Many of these applications are created and developed by fintech companies, which are not U.S. chartered banks. In order for fintech companies to provide these types of services, they must partner with a U.S. chartered bank. This partnership allows their applications to access the payment rails needed to move money, as well as securely hold the consumer’s U.S. dollars in their digital wallets. From a bank’s perspective, these partnerships are typically referred to as Banking as a Service (BaaS), as they are essentially providing the fintech access to their bank charter to facilitate their business.

BaaS can be a significant revenue source for a bank, depending on the number of fintechs they have onboarded and the maturity of the platforms and customer bases. But, like all business ventures, it comes with risks that must be properly mitigated and managed.  In order to do so, there must be open communication between the fintech and the bank. The bank needs to be vested in understanding every aspect of the fintech’s business and operations to ensure risk is properly controlled.


Consumers of these applications want payments and transactions to be processed instantly. A bank can facilitate this if they participate in real-time payment platforms. Real-time payment platforms are financial technologies that facilitate the immediate transfer of funds between accounts, typically within seconds. Unlike traditional payment methods, which can involve delays due to processing times or banking hours, real-time payment systems offer instantaneous money transfers 24/7. These platforms often operate through a centralized network that connects various financial institutions, allowing for quick and secure exchanges of funds. But with real-time payments, there is an increased risk of fraud that must be monitored in real-time by the bank and fintech partners to ensure their consumers are protected.

Other risk factors to consider are the verification of consumer identities, data protection measures, early detection of fraudulent users, and ongoing monitoring to address consumer complaints, among others. The bank needs to take the approach that the fintech is an extension of their institution, as they are leveraging their charter to conduct the fintech’s business activities. Viewing the fintech through this lens is required to mitigate risk and will reassure the bank’s primary federal and/or state regulators that operations are conducted in a safe, sound and regulatory compliant manner.

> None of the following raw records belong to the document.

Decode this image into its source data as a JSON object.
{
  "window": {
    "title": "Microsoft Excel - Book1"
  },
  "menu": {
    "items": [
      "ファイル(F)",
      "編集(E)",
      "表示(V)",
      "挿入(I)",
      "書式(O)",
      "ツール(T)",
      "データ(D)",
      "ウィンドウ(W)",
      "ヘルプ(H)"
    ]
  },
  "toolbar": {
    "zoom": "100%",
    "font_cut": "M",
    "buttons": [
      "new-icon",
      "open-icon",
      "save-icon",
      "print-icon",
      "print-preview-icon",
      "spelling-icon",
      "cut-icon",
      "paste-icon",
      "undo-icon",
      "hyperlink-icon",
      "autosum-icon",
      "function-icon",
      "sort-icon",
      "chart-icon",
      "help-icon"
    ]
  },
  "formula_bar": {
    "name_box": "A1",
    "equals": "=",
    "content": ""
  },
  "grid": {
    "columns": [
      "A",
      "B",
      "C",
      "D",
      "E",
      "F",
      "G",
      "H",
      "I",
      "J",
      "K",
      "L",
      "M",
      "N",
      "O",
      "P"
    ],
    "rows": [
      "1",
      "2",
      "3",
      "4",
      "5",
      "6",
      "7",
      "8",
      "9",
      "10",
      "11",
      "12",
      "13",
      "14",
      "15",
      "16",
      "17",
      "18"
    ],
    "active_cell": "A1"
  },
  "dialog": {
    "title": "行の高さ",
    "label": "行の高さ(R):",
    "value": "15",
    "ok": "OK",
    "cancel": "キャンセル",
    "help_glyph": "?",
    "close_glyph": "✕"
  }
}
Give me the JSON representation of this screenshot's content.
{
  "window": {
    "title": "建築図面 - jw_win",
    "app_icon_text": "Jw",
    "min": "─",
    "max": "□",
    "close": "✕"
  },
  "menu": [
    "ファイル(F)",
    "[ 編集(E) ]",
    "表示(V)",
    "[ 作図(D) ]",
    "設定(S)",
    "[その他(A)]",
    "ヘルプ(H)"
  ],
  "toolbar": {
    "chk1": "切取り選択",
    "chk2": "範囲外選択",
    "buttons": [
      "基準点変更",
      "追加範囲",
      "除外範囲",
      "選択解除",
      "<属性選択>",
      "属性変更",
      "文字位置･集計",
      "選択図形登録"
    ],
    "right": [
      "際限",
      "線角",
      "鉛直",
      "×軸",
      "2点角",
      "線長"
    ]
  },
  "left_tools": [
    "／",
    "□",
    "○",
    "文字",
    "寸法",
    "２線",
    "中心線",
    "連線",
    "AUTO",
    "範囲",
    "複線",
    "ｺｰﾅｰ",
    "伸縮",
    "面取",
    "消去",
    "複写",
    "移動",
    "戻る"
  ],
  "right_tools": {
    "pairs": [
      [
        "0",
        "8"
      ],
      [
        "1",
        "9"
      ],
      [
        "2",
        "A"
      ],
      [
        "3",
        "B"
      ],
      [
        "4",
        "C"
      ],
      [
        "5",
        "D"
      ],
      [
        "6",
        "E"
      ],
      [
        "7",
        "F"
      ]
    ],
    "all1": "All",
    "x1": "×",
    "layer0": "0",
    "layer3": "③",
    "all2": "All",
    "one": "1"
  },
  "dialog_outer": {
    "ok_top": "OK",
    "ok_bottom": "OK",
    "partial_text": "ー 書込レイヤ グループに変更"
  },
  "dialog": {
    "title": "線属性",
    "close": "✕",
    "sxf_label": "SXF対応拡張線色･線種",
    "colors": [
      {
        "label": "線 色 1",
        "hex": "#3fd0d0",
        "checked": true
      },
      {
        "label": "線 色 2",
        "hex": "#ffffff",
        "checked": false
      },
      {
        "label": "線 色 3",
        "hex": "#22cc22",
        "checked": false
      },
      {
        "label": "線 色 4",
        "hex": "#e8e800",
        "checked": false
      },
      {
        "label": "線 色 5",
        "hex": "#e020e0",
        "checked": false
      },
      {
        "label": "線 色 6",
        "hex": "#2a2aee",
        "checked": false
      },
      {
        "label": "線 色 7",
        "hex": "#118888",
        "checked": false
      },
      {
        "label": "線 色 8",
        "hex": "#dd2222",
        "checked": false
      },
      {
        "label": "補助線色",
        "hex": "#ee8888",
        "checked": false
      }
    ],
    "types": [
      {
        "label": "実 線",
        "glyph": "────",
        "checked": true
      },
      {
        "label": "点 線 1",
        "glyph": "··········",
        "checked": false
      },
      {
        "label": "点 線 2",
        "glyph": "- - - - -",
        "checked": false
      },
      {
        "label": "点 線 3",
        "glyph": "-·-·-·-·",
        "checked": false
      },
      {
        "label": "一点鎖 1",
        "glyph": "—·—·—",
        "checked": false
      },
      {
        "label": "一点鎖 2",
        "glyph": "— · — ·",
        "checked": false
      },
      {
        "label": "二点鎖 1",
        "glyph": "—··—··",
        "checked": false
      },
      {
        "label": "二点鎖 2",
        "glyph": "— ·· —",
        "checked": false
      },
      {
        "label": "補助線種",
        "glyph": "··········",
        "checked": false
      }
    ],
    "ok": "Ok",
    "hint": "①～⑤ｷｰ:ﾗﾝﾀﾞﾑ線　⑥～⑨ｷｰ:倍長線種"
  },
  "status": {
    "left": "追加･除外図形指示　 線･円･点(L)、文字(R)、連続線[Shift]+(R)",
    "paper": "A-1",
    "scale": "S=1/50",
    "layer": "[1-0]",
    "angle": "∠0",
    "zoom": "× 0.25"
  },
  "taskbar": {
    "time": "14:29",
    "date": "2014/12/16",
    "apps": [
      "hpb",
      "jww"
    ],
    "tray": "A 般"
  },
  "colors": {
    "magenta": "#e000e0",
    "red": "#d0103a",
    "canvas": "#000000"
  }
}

A notable recent development is that the Consumer Financial Protection Bureau (CFPB) is in the process of writing regulations to implement Section 1033 of the Consumer Financial Protection Act of 2010, Required Rulemaking on Personal Financial Data Rights. On October 19, 2023, they released the notice of proposed rulemaking. The proposed rule would require depository and non-depository entities to make available to consumers, and authorized third parties, certain data relating to consumers’ transactions and accounts; establish obligations for third parties accessing a consumer’s data, including important privacy protections for that data; provide basic standards for data access; and promote fair, open, and inclusive industry standards. This proposed rule will have a significant impact on how fintechs companies conduct their compliance activities and should be watched very closely by all banks that offer BaaS.


No matter where your bank is on this journey, whether you are looking to start offering BaaS or if you already have a well-established program, our team at Mercadien is here for you. Our Financial Institutions Services Group is comprised of industry experts that have extensive experience in the areas of BSA/AML and consumer compliance. We can partner with you by helping to set up or benchmark your program, assist in carrying out the second line of defense activities by performing compliance reviews and tasks, or by conducting third line of defense audits of your program. Contact us today to learn more about how we help financial institutions like yours across the nation effectively manage risk and maintain compliance.


DISCLAIMER: This advisory resource is for general information purposes only. It does not constitute business or tax advice and may not be used and relied upon as a substitute for business or tax advice regarding a specific issue or problem. Advice should be obtained from a qualified accountant, tax practitioner or attorney licensed to practice in the jurisdiction where that advice is sought.